A few days ago, a student asked me how she could improve her sleep.

I get this all the time.

Lots of folks are dogged by difficult sleep patterns—and yogis are no exception.

The great teacher, Krishnamacharya famously said, “Food is the first yoga.”

But I think if he’d reflected a sec, sleep would’ve jumped in front of food.

We can go without food longer than sleep–and a deluge of recent research says good sleep is key to avoiding innumerable public health problems.

(Accomplished yogi that K was, he probably slept well.  He probably thought sleep was no problem!)

Getting good rest, like doing yoga, eating right, and cardiovascular exercise, ain’t rocket science.

Most of us know the right path–but choosing it is the challenge.

If you want to sleep well, here’s the good and bad news: you must change a handful of your habits.


Yoga and the Indian medical science of Ayurveda give straightforward advice on how to support sleep patterns, and the greater your dozing difficulties, the more such strategies you’ll want to apply. 

In Indian myth, the sustainer god, Vishnu, brought forth the universe while he slept.  (Of course, he slept on the cosmic ocean—before all time and space boomed forth!)

This myth suggests that effort, creativity, and focus come from surrendering to deep sleep.

Sleep gives us the peace of mind that fosters inspiration.  It accelerates our reinvention of the world we live in.

Sleep and meditation both strengthen our nervous system.

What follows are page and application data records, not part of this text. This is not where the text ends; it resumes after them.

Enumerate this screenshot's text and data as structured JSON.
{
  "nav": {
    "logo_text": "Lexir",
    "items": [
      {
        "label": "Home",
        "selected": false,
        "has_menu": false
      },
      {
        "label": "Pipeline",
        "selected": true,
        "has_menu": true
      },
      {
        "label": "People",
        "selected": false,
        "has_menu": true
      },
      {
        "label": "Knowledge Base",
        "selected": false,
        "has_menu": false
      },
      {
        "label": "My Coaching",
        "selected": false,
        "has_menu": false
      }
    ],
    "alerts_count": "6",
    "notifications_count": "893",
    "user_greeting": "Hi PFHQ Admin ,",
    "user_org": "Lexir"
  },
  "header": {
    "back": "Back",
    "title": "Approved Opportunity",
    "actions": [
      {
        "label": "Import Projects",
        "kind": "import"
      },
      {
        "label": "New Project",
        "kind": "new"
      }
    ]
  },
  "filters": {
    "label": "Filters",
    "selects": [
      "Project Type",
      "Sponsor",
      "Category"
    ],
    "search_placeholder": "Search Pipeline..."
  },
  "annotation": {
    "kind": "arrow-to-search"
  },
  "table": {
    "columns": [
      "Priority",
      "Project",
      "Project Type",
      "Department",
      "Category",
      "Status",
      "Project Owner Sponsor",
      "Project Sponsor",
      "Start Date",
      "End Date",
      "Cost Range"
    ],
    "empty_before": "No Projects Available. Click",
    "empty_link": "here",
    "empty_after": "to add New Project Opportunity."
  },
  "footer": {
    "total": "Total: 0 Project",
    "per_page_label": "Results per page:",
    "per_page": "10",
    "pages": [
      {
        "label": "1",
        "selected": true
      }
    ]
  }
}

Ayurveda gets specific, telling us these activities produce a nerve-stabilizing substance called Ojas. Ojas has been identified with the myelin found in our nerve-casings, spinal cord, and brain.

Steady nerves and strong Ojas are a prerequisite for effective physical and mental activity.

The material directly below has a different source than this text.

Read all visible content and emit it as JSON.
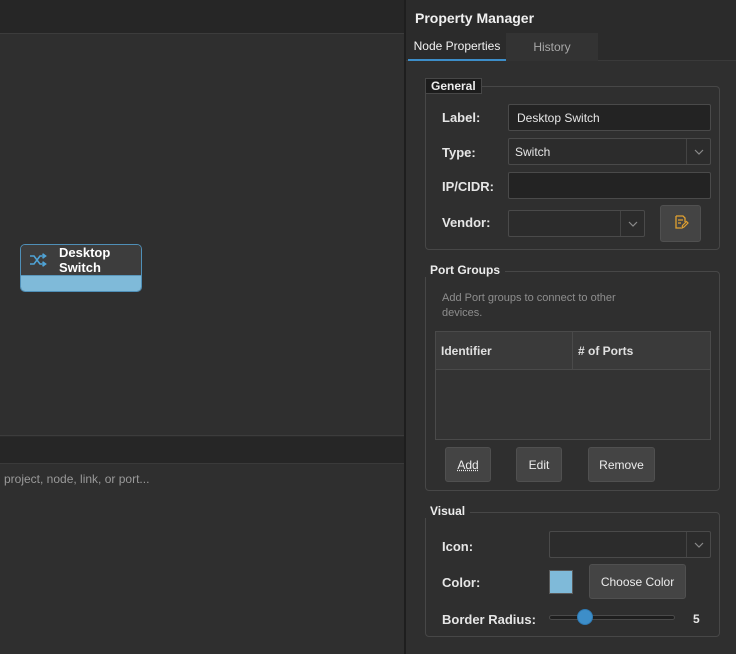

Here are 19 ways to cultivate the good rest we all crave.  Practicing them, you’ll expand your health, stamina, and mental action.

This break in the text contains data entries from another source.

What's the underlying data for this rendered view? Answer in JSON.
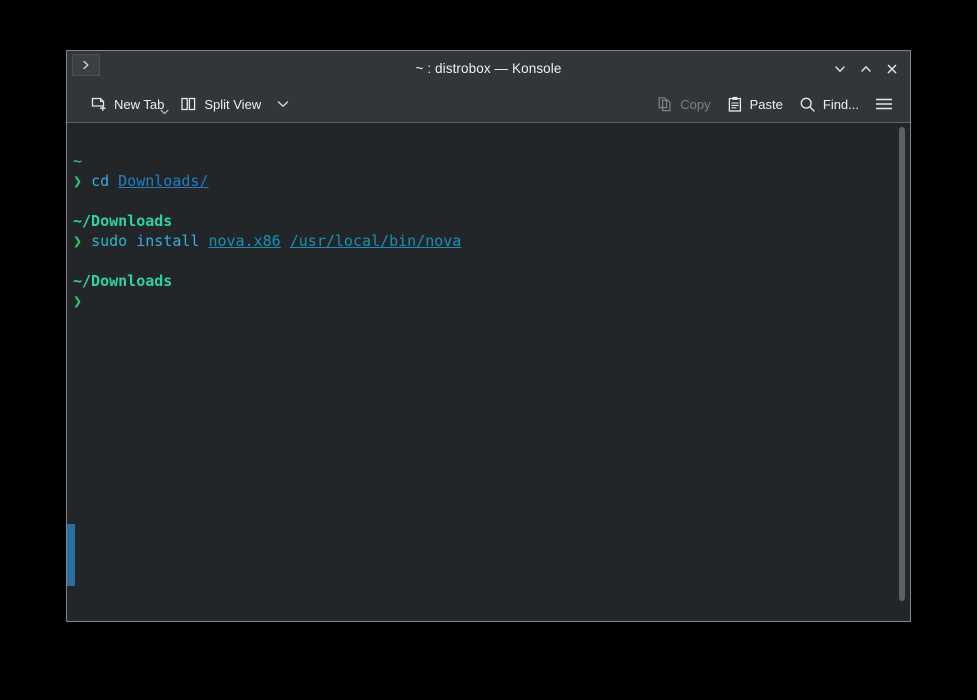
{
  "window": {
    "title": "~ : distrobox — Konsole",
    "tab_icon": "chevron-right-icon",
    "controls": {
      "minimize": "minimize-icon",
      "maximize": "maximize-icon",
      "close": "close-icon"
    },
    "colors": {
      "chrome": "#31363b",
      "terminal_bg": "#232629",
      "border": "#7f8689",
      "accent_green": "#2fd39b",
      "accent_blue_link": "#1f7fc0",
      "selection": "#2a6fa3",
      "text": "#eff0f1",
      "text_disabled": "#7d8387"
    }
  },
  "toolbar": {
    "new_tab_label": "New Tab",
    "new_tab_icon": "new-tab-icon",
    "new_tab_caret_icon": "chevron-down-icon",
    "split_view_label": "Split View",
    "split_view_icon": "split-view-icon",
    "split_view_caret_icon": "chevron-down-icon",
    "copy_label": "Copy",
    "copy_icon": "copy-icon",
    "copy_enabled": false,
    "paste_label": "Paste",
    "paste_icon": "paste-icon",
    "find_label": "Find...",
    "find_icon": "search-icon",
    "menu_icon": "hamburger-menu-icon"
  },
  "terminal": {
    "lines": [
      {
        "type": "blank",
        "segments": []
      },
      {
        "type": "path",
        "segments": [
          {
            "text": "~",
            "style": "c-green"
          }
        ]
      },
      {
        "type": "command",
        "segments": [
          {
            "text": "❯",
            "style": "c-prompt"
          },
          {
            "text": " ",
            "style": "plain"
          },
          {
            "text": "cd",
            "style": "c-cmd"
          },
          {
            "text": " ",
            "style": "plain"
          },
          {
            "text": "Downloads/",
            "style": "c-link"
          }
        ]
      },
      {
        "type": "blank",
        "segments": []
      },
      {
        "type": "path",
        "segments": [
          {
            "text": "~/Downloads",
            "style": "c-green-b"
          }
        ]
      },
      {
        "type": "command",
        "segments": [
          {
            "text": "❯",
            "style": "c-prompt"
          },
          {
            "text": " ",
            "style": "plain"
          },
          {
            "text": "sudo",
            "style": "c-cyan"
          },
          {
            "text": " ",
            "style": "plain"
          },
          {
            "text": "install",
            "style": "c-cmd"
          },
          {
            "text": " ",
            "style": "plain"
          },
          {
            "text": "nova.x86",
            "style": "c-link2"
          },
          {
            "text": " ",
            "style": "plain"
          },
          {
            "text": "/usr/local/bin/nova",
            "style": "c-link2"
          }
        ]
      },
      {
        "type": "blank",
        "segments": []
      },
      {
        "type": "path",
        "segments": [
          {
            "text": "~/Downloads",
            "style": "c-green-b"
          }
        ]
      },
      {
        "type": "command",
        "segments": [
          {
            "text": "❯",
            "style": "c-prompt"
          }
        ]
      }
    ]
  },
  "scrollbar": {
    "orientation": "vertical"
  }
}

For maximum effectiveness, use as many of these strategies–as often as you can.

1. Take a warm bath before bedtime.

2. Hit the hay before 10:20. Most folks’ biorhythms reset to “awake” at this hour (hence, the second wind we get near 10:30pm).

3. Don’t drink coffee or other stimulants after 3pm.

4. Hold a stock-still standing forward fold (the yoga pose, Uttanansana) for 3-5 minutes before slipping underneath the sheets. (This moves blood to the head, and re-sets the parasympathetic nervous system—as recommended by Harvard Medical School.)

5. Do a shoulderstand before bedtime–if your body handles this well.

6. Drink warmed cow’s milk or vegetable-based milk before bedtime. Cow’s milk contains tryptophan, an amino acid that helps produce serotonin and melatonin—which are key to our sleep-wake cycle.

7. Get your body clock on your side. Go to bed at the same hour each night.

8. Move by degrees toward sleep, doing more and more relaxed, low-energy activities as your sleep hour nears.

9. Put uncooked sesame oil on your feet and/or head before going to bed. (Note: this is VERY powerful.)

10. Do Savasana or Yoga Nidra as you lay in bed before sleeping. Relax the body intentionally, limb by limb.  Slow and regularize your breath.

11. Do something strenuous and purposeful during the day. Do what you know you must do. Do what you love.  Resolve unsettled issues with the people in your life—living or dead.  Neurosis, unfulfilled potential and regret make the mind spin and keep you from good sleep.

12. Drink warm chamomile–or another sleep-formula tea–before bedtime.

13. Exercise at some point during the day.

14. Do self-massage before going to bed.

15. Take a calm walk before going to bed.

16. As you sit in bed, review your day and say thanks for all of it. Accept and bless everything that happened in your life that day—all that is bad and all of that is good.

17. Think of something that gives you pleasure.

18. Say a mantra.

19. Play white noise, a guided sleep meditation, or binaural beats as you go toward sleep. Example.: https://www.youtube.com/watch?v=WTIzIunvvDo 

If the thought of doing any, or all, of these things feels “dreadful” to you, it’s probably a sign that your ever-chattering ego (the master that keeps you awake at night) is resisting surrendering control.  The simplicity of this list is deceptive–the acts might seem minor or meaningless.  But the test is in their application.  Experiment.  Notice if they work. Then keep on doing them if they do!!!!


Do as many as these strategies as possible.  Repeat them nightly to establish a functional pattern.

Trust they will be successful.

Your simple intention to get a good night’s sleep and the fact that you are doing something (anything!) about will be 50% of your success.

The “placebo” is real.


Best of luck!

Try a number of them—and tell us if they work in the comments below!

A fan of the first yoga,